EXCLUSIVE: Anderson Cooper and Kathy Griffin may make their popular New Year’s Eve specials a regular thing. I hear the duo filmed a pilot today at the CNN studios in the Time Warner Center in New York. Details about the hourlong project are sketchy, but I’ve learned that it had a lot of humor in it and filmed in front of a live audience — which I hear included new CNN topper Jeff Zucker. While it is unclear whether the project is definitely for CNN, Zucker has been looking to shake things up at the ratings-challenged cable news network by adding more mainstream entertainment fare. The annual New Year’s Eve pairing of Cooper and Griffin draws solid ratings and generates a lot of headlines with racy moments like Griffin getting up close and personal with Cooper’s private parts this year. It is also unclear how the new project would fit in with Griffin’s weekly talk show on Bravo, where the comedian has been a fixture for almost a decade and has won two best reality program Emmys for her series My Life On The D-List.
NBC’s Smash and CBS’ The Amazing Race were honored tonight at the 24th GLAAD Media Awards in New York City. Smash was named best drama series and Amazing Race took the nod for best reality series. How To Survive A Plague, a film chronicling the rise of activism in the early years of AIDS, was named best documentary.
Dressed as a Boy Scout, Madonna presented the previously announced Vito Russo Award to CNN’s Anderson Cooper. Russo, who died in 1990, was a film historian who voiced concerns about how gays and lesbians are portrayed in the media. Movie director Brett Ratner received GLAAD’s inaugural Ally Award. The award for Ratner represented a turnaround from a little over a year ago when he dropped out as producer of last year’s Academy Awards after joking at an early press conference that “rehearsing is for fags”. Ratner since worked with the group to produce a public service campaign, GLAAD Coming Out For Equality.

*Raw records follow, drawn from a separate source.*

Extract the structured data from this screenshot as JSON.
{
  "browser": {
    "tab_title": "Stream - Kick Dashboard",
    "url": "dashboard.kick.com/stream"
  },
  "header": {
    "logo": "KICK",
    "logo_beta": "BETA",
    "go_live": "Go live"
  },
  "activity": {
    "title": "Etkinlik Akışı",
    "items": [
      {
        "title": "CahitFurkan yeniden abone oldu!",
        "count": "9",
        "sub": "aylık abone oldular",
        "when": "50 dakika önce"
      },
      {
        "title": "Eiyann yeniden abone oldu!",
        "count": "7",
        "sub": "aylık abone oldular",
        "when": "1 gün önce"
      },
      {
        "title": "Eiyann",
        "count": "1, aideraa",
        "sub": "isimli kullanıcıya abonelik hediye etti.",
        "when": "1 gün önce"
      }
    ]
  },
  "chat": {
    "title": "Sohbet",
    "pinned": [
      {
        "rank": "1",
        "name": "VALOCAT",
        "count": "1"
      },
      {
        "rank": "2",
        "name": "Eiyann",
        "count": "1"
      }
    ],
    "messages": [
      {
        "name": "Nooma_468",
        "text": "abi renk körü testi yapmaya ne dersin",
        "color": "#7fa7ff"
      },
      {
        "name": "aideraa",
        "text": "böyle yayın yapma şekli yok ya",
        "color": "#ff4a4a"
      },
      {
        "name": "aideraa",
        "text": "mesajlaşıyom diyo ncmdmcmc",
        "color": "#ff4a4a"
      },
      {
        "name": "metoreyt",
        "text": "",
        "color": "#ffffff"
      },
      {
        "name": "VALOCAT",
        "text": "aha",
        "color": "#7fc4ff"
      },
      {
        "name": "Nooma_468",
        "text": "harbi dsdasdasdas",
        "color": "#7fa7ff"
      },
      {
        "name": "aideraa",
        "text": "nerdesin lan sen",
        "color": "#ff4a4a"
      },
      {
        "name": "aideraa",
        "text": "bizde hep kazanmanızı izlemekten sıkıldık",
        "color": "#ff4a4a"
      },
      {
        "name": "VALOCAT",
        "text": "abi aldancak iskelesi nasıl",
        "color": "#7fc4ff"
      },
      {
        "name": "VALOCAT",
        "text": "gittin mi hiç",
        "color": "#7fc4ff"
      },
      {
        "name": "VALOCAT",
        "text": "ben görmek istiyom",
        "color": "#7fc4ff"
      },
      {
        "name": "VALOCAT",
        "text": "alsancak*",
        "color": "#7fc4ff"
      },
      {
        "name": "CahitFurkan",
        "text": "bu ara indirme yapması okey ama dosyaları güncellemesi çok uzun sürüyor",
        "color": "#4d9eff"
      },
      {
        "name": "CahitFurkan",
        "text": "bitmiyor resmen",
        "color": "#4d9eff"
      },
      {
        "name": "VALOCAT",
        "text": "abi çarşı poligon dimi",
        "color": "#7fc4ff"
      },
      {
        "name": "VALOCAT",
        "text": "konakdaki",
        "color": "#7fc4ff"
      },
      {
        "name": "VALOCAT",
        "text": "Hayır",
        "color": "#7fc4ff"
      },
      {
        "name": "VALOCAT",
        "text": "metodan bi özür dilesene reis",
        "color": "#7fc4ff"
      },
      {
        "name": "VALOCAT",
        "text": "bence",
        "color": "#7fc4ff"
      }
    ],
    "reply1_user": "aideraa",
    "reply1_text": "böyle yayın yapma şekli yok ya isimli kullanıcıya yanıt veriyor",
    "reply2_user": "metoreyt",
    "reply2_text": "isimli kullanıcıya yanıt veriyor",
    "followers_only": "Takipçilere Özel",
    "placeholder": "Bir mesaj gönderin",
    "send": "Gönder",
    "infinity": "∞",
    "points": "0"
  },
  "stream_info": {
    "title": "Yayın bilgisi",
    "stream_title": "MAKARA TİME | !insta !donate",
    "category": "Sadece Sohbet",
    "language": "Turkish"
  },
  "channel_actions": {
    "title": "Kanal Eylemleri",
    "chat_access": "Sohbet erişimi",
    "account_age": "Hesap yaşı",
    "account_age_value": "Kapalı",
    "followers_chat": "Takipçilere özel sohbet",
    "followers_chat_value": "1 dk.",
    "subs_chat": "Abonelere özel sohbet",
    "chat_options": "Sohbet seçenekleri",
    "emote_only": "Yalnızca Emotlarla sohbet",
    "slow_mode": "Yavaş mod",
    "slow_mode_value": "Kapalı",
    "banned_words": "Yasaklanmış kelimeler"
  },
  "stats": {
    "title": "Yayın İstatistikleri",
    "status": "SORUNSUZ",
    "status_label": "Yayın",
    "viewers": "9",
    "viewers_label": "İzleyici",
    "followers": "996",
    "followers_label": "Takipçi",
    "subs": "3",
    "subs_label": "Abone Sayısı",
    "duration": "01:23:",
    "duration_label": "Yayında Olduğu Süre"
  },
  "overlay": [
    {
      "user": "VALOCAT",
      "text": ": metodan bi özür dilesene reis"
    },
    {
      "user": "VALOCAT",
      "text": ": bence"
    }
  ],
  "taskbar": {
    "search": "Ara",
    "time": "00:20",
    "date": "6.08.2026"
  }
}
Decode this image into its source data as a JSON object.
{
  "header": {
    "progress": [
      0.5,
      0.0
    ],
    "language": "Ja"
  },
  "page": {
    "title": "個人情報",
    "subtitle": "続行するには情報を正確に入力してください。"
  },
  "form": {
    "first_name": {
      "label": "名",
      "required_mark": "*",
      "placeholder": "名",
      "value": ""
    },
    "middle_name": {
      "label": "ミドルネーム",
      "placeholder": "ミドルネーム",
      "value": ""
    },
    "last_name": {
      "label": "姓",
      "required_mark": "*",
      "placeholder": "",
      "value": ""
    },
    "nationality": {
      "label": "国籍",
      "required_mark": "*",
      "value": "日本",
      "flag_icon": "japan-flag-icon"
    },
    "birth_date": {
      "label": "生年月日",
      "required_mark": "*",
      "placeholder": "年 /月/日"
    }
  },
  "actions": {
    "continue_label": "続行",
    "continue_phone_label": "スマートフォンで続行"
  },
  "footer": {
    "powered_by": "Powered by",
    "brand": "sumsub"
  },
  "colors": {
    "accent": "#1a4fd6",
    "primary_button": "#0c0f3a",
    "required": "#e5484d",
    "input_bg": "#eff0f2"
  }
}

A list of last night’s awards follows.
Brian Williams & Dan Patrick Considered For Alex Trebek Replacement On ‘Jeopardy’, Matt Lauer & Anderson Cooper Also In Mix
Sony Pictures TV is casting a wide net in its search for a successor to Alex Trebek as host of one of the studio’s top properties, veteran game show Jeopardy!. I have learned that NBC Nightly News anchor Brian Williams and NBC Sports personality Dan Patrick are among those approached by the studio, along with embattled Today show co-host Matt Lauer and CNN’s Anderson Cooper. I hear all four have had exploratory conversations with Sony TV, though the studio is not actively pursuing anyone at the moment.
Sony TV’s succession plan for Jeopardy! became a hot topic today after the NY Post reported on Lauer and Cooper being in the mix for the job. With the exception of Patrick, who has presented at the Super Bowl and during the Summer Olympics, Jeopardy! would mark a step up in the ratings department for any of the candidates. Yesterday, Jeopardy! was the No. 1 program on any network among households in the nation’s top market, New York, where Williams, Lauer and Cooper are based. Jeopardy! averaged a 10.0 household rating, edging CBS’ primetime blockbuster The Big Bang Theory (9.1). Lauer’s Today drew less that a third of that, a 2.9 rating. Of course, hosting a syndicated game show, which often films a whole season worth of episodes in a stretch of a couple of months, could be a second job for a top anchor as proven by Meredith Vieira, who juggled hosting Who Wants To Be A Millionaire with her duties on The View and then Today.